──────── Extracted entries

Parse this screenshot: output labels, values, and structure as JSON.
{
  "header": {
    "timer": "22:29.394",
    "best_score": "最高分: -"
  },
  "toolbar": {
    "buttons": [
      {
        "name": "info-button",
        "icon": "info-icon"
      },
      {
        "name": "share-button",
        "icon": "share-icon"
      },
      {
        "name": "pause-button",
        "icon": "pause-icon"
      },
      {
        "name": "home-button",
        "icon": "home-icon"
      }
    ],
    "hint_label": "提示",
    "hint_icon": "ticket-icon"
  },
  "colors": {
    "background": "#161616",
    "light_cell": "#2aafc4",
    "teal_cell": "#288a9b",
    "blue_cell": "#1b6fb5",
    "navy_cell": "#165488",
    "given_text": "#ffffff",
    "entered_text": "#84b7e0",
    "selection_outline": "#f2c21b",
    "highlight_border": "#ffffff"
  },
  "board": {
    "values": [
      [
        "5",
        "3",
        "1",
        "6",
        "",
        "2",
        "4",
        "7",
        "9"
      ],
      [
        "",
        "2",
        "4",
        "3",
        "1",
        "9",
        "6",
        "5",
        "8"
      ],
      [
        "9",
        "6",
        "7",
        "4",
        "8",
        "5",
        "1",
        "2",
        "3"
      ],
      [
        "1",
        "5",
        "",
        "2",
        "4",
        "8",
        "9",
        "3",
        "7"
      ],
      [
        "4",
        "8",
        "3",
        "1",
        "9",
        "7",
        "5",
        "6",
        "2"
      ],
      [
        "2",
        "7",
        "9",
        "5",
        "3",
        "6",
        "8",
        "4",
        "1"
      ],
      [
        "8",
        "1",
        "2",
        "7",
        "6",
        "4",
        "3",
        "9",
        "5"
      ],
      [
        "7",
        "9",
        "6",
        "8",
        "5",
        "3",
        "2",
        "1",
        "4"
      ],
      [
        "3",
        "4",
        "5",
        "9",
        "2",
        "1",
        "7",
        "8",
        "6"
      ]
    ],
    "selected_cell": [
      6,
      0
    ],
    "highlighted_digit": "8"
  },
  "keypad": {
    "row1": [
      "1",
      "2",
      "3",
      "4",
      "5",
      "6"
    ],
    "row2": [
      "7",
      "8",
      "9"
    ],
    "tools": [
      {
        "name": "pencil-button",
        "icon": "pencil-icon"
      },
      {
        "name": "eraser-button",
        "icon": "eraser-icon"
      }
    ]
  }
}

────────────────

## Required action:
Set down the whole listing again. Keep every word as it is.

## The completed task:
Parse this screenshot: output labels, values, and structure as JSON.
{
  "header": {
    "timer": "22:29.394",
    "best_score": "最高分: -"
  },
  "toolbar": {
    "buttons": [
      {
        "name": "info-button",
        "icon": "info-icon"
      },
      {
        "name": "share-button",
        "icon": "share-icon"
      },
      {
        "name": "pause-button",
        "icon": "pause-icon"
      },
      {
        "name": "home-button",
        "icon": "home-icon"
      }
    ],
    "hint_label": "提示",
    "hint_icon": "ticket-icon"
  },
  "colors": {
    "background": "#161616",
    "light_cell": "#2aafc4",
    "teal_cell": "#288a9b",
    "blue_cell": "#1b6fb5",
    "navy_cell": "#165488",
    "given_text": "#ffffff",
    "entered_text": "#84b7e0",
    "selection_outline": "#f2c21b",
    "highlight_border": "#ffffff"
  },
  "board": {
    "values": [
      [
        "5",
        "3",
        "1",
        "6",
        "",
        "2",
        "4",
        "7",
        "9"
      ],
      [
        "",
        "2",
        "4",
        "3",
        "1",
        "9",
        "6",
        "5",
        "8"
      ],
      [
        "9",
        "6",
        "7",
        "4",
        "8",
        "5",
        "1",
        "2",
        "3"
      ],
      [
        "1",
        "5",
        "",
        "2",
        "4",
        "8",
        "9",
        "3",
        "7"
      ],
      [
        "4",
        "8",
        "3",
        "1",
        "9",
        "7",
        "5",
        "6",
        "2"
      ],
      [
        "2",
        "7",
        "9",
        "5",
        "3",
        "6",
        "8",
        "4",
        "1"
      ],
      [
        "8",
        "1",
        "2",
        "7",
        "6",
        "4",
        "3",
        "9",
        "5"
      ],
      [
        "7",
        "9",
        "6",
        "8",
        "5",
        "3",
        "2",
        "1",
        "4"
      ],
      [
        "3",
        "4",
        "5",
        "9",
        "2",
        "1",
        "7",
        "8",
        "6"
      ]
    ],
    "selected_cell": [
      6,
      0
    ],
    "highlighted_digit": "8"
  },
  "keypad": {
    "row1": [
      "1",
      "2",
      "3",
      "4",
      "5",
      "6"
    ],
    "row2": [
      "7",
      "8",
      "9"
    ],
    "tools": [
      {
        "name": "pencil-button",
        "icon": "pencil-icon"
      },
      {
        "name": "eraser-button",
        "icon": "eraser-icon"
      }
    ]
  }
}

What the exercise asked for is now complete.